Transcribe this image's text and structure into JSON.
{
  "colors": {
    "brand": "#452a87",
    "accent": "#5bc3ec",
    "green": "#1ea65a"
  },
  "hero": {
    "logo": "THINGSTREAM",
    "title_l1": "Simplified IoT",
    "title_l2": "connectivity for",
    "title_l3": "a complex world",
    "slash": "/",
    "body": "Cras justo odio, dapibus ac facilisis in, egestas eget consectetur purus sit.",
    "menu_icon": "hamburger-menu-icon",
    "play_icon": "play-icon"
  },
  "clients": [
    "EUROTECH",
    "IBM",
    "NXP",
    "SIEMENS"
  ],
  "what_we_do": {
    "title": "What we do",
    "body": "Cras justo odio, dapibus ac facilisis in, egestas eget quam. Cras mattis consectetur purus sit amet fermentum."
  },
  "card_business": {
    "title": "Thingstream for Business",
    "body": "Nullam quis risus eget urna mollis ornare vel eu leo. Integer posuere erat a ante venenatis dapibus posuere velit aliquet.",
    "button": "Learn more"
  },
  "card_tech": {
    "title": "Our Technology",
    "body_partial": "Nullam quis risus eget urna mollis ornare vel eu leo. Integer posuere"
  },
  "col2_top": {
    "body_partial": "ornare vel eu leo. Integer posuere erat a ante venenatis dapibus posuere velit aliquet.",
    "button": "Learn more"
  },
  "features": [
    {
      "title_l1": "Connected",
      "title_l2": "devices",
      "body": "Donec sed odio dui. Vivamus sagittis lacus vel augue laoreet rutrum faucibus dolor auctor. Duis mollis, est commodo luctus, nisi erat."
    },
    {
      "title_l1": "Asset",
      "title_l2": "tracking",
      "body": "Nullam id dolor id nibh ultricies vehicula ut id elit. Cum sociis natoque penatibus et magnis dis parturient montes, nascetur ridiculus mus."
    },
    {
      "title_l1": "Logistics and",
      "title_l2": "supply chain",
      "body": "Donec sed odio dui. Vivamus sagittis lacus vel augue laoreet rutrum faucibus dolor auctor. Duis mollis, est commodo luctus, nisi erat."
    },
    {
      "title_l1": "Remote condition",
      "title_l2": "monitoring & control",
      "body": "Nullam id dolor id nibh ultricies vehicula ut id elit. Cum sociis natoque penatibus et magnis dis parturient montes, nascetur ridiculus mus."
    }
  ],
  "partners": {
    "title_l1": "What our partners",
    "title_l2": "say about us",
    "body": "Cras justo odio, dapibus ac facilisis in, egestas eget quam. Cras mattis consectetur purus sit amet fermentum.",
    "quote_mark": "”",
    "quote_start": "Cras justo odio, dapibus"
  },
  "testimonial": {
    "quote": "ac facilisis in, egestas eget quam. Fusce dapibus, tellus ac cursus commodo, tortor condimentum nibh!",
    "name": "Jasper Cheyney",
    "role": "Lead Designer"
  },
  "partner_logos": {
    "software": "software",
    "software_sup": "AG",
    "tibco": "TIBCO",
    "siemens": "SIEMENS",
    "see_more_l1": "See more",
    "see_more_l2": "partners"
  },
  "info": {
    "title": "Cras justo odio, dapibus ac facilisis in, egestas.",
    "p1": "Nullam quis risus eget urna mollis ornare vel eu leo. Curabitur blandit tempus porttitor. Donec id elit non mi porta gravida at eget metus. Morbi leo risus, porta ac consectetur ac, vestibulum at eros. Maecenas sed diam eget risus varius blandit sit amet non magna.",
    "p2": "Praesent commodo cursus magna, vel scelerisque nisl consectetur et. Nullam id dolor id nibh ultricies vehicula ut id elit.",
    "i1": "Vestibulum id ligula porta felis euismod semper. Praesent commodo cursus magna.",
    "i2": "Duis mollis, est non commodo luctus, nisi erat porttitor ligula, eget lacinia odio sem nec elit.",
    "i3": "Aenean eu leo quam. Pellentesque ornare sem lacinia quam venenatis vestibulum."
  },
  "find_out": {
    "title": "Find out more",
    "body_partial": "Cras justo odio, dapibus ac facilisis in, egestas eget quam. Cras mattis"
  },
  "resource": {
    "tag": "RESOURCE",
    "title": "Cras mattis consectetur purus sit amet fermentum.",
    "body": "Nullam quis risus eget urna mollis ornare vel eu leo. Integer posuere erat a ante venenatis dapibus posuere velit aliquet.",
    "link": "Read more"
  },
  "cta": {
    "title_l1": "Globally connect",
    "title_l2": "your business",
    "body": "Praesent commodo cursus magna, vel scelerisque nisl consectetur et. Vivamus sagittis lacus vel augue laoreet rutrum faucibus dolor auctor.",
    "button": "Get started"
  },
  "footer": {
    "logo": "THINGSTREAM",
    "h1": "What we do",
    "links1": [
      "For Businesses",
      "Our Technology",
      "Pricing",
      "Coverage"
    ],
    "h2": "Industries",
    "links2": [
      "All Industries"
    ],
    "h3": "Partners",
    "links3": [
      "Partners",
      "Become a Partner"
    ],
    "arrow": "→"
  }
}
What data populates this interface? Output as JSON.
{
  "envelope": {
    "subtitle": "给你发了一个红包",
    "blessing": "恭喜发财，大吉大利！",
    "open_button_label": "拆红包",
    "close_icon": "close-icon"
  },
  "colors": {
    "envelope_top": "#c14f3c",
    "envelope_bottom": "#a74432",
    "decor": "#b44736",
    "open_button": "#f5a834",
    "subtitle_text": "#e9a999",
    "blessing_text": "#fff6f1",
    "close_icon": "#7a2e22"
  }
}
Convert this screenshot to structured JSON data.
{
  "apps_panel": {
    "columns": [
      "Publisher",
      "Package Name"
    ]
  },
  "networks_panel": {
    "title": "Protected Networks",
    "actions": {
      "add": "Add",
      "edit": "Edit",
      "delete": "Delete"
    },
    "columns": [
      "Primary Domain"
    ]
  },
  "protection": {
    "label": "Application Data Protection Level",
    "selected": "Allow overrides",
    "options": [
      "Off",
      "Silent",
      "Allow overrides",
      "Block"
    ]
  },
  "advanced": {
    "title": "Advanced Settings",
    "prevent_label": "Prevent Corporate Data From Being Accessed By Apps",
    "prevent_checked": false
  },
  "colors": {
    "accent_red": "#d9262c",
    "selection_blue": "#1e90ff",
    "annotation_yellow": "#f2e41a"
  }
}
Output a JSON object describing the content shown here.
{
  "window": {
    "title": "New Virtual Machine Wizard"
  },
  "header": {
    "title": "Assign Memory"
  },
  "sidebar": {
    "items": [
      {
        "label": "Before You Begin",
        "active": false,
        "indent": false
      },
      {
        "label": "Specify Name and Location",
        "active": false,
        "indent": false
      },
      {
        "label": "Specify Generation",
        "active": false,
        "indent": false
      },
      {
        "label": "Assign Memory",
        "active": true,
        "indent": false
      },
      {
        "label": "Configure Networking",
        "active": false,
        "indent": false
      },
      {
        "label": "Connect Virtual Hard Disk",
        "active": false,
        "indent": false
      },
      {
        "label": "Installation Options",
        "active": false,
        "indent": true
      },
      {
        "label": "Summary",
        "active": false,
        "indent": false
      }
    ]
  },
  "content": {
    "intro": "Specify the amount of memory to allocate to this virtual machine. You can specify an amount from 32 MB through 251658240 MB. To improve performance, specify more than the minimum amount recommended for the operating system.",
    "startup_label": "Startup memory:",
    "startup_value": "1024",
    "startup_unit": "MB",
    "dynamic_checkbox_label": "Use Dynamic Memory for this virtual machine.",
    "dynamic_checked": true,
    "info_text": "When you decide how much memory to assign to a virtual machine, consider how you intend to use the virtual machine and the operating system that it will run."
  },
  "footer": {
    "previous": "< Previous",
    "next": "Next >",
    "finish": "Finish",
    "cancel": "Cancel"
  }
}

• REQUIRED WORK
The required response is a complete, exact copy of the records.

• ANSWER BOX
Transcribe this image's text and structure into JSON.
{
  "colors": {
    "brand": "#452a87",
    "accent": "#5bc3ec",
    "green": "#1ea65a"
  },
  "hero": {
    "logo": "THINGSTREAM",
    "title_l1": "Simplified IoT",
    "title_l2": "connectivity for",
    "title_l3": "a complex world",
    "slash": "/",
    "body": "Cras justo odio, dapibus ac facilisis in, egestas eget consectetur purus sit.",
    "menu_icon": "hamburger-menu-icon",
    "play_icon": "play-icon"
  },
  "clients": [
    "EUROTECH",
    "IBM",
    "NXP",
    "SIEMENS"
  ],
  "what_we_do": {
    "title": "What we do",
    "body": "Cras justo odio, dapibus ac facilisis in, egestas eget quam. Cras mattis consectetur purus sit amet fermentum."
  },
  "card_business": {
    "title": "Thingstream for Business",
    "body": "Nullam quis risus eget urna mollis ornare vel eu leo. Integer posuere erat a ante venenatis dapibus posuere velit aliquet.",
    "button": "Learn more"
  },
  "card_tech": {
    "title": "Our Technology",
    "body_partial": "Nullam quis risus eget urna mollis ornare vel eu leo. Integer posuere"
  },
  "col2_top": {
    "body_partial": "ornare vel eu leo. Integer posuere erat a ante venenatis dapibus posuere velit aliquet.",
    "button": "Learn more"
  },
  "features": [
    {
      "title_l1": "Connected",
      "title_l2": "devices",
      "body": "Donec sed odio dui. Vivamus sagittis lacus vel augue laoreet rutrum faucibus dolor auctor. Duis mollis, est commodo luctus, nisi erat."
    },
    {
      "title_l1": "Asset",
      "title_l2": "tracking",
      "body": "Nullam id dolor id nibh ultricies vehicula ut id elit. Cum sociis natoque penatibus et magnis dis parturient montes, nascetur ridiculus mus."
    },
    {
      "title_l1": "Logistics and",
      "title_l2": "supply chain",
      "body": "Donec sed odio dui. Vivamus sagittis lacus vel augue laoreet rutrum faucibus dolor auctor. Duis mollis, est commodo luctus, nisi erat."
    },
    {
      "title_l1": "Remote condition",
      "title_l2": "monitoring & control",
      "body": "Nullam id dolor id nibh ultricies vehicula ut id elit. Cum sociis natoque penatibus et magnis dis parturient montes, nascetur ridiculus mus."
    }
  ],
  "partners": {
    "title_l1": "What our partners",
    "title_l2": "say about us",
    "body": "Cras justo odio, dapibus ac facilisis in, egestas eget quam. Cras mattis consectetur purus sit amet fermentum.",
    "quote_mark": "”",
    "quote_start": "Cras justo odio, dapibus"
  },
  "testimonial": {
    "quote": "ac facilisis in, egestas eget quam. Fusce dapibus, tellus ac cursus commodo, tortor condimentum nibh!",
    "name": "Jasper Cheyney",
    "role": "Lead Designer"
  },
  "partner_logos": {
    "software": "software",
    "software_sup": "AG",
    "tibco": "TIBCO",
    "siemens": "SIEMENS",
    "see_more_l1": "See more",
    "see_more_l2": "partners"
  },
  "info": {
    "title": "Cras justo odio, dapibus ac facilisis in, egestas.",
    "p1": "Nullam quis risus eget urna mollis ornare vel eu leo. Curabitur blandit tempus porttitor. Donec id elit non mi porta gravida at eget metus. Morbi leo risus, porta ac consectetur ac, vestibulum at eros. Maecenas sed diam eget risus varius blandit sit amet non magna.",
    "p2": "Praesent commodo cursus magna, vel scelerisque nisl consectetur et. Nullam id dolor id nibh ultricies vehicula ut id elit.",
    "i1": "Vestibulum id ligula porta felis euismod semper. Praesent commodo cursus magna.",
    "i2": "Duis mollis, est non commodo luctus, nisi erat porttitor ligula, eget lacinia odio sem nec elit.",
    "i3": "Aenean eu leo quam. Pellentesque ornare sem lacinia quam venenatis vestibulum."
  },
  "find_out": {
    "title": "Find out more",
    "body_partial": "Cras justo odio, dapibus ac facilisis in, egestas eget quam. Cras mattis"
  },
  "resource": {
    "tag": "RESOURCE",
    "title": "Cras mattis consectetur purus sit amet fermentum.",
    "body": "Nullam quis risus eget urna mollis ornare vel eu leo. Integer posuere erat a ante venenatis dapibus posuere velit aliquet.",
    "link": "Read more"
  },
  "cta": {
    "title_l1": "Globally connect",
    "title_l2": "your business",
    "body": "Praesent commodo cursus magna, vel scelerisque nisl consectetur et. Vivamus sagittis lacus vel augue laoreet rutrum faucibus dolor auctor.",
    "button": "Get started"
  },
  "footer": {
    "logo": "THINGSTREAM",
    "h1": "What we do",
    "links1": [
      "For Businesses",
      "Our Technology",
      "Pricing",
      "Coverage"
    ],
    "h2": "Industries",
    "links2": [
      "All Industries"
    ],
    "h3": "Partners",
    "links3": [
      "Partners",
      "Become a Partner"
    ],
    "arrow": "→"
  }
}
What data populates this interface? Output as JSON.
{
  "envelope": {
    "subtitle": "给你发了一个红包",
    "blessing": "恭喜发财，大吉大利！",
    "open_button_label": "拆红包",
    "close_icon": "close-icon"
  },
  "colors": {
    "envelope_top": "#c14f3c",
    "envelope_bottom": "#a74432",
    "decor": "#b44736",
    "open_button": "#f5a834",
    "subtitle_text": "#e9a999",
    "blessing_text": "#fff6f1",
    "close_icon": "#7a2e22"
  }
}
Convert this screenshot to structured JSON data.
{
  "apps_panel": {
    "columns": [
      "Publisher",
      "Package Name"
    ]
  },
  "networks_panel": {
    "title": "Protected Networks",
    "actions": {
      "add": "Add",
      "edit": "Edit",
      "delete": "Delete"
    },
    "columns": [
      "Primary Domain"
    ]
  },
  "protection": {
    "label": "Application Data Protection Level",
    "selected": "Allow overrides",
    "options": [
      "Off",
      "Silent",
      "Allow overrides",
      "Block"
    ]
  },
  "advanced": {
    "title": "Advanced Settings",
    "prevent_label": "Prevent Corporate Data From Being Accessed By Apps",
    "prevent_checked": false
  },
  "colors": {
    "accent_red": "#d9262c",
    "selection_blue": "#1e90ff",
    "annotation_yellow": "#f2e41a"
  }
}
Output a JSON object describing the content shown here.
{
  "window": {
    "title": "New Virtual Machine Wizard"
  },
  "header": {
    "title": "Assign Memory"
  },
  "sidebar": {
    "items": [
      {
        "label": "Before You Begin",
        "active": false,
        "indent": false
      },
      {
        "label": "Specify Name and Location",
        "active": false,
        "indent": false
      },
      {
        "label": "Specify Generation",
        "active": false,
        "indent": false
      },
      {
        "label": "Assign Memory",
        "active": true,
        "indent": false
      },
      {
        "label": "Configure Networking",
        "active": false,
        "indent": false
      },
      {
        "label": "Connect Virtual Hard Disk",
        "active": false,
        "indent": false
      },
      {
        "label": "Installation Options",
        "active": false,
        "indent": true
      },
      {
        "label": "Summary",
        "active": false,
        "indent": false
      }
    ]
  },
  "content": {
    "intro": "Specify the amount of memory to allocate to this virtual machine. You can specify an amount from 32 MB through 251658240 MB. To improve performance, specify more than the minimum amount recommended for the operating system.",
    "startup_label": "Startup memory:",
    "startup_value": "1024",
    "startup_unit": "MB",
    "dynamic_checkbox_label": "Use Dynamic Memory for this virtual machine.",
    "dynamic_checked": true,
    "info_text": "When you decide how much memory to assign to a virtual machine, consider how you intend to use the virtual machine and the operating system that it will run."
  },
  "footer": {
    "previous": "< Previous",
    "next": "Next >",
    "finish": "Finish",
    "cancel": "Cancel"
  }
}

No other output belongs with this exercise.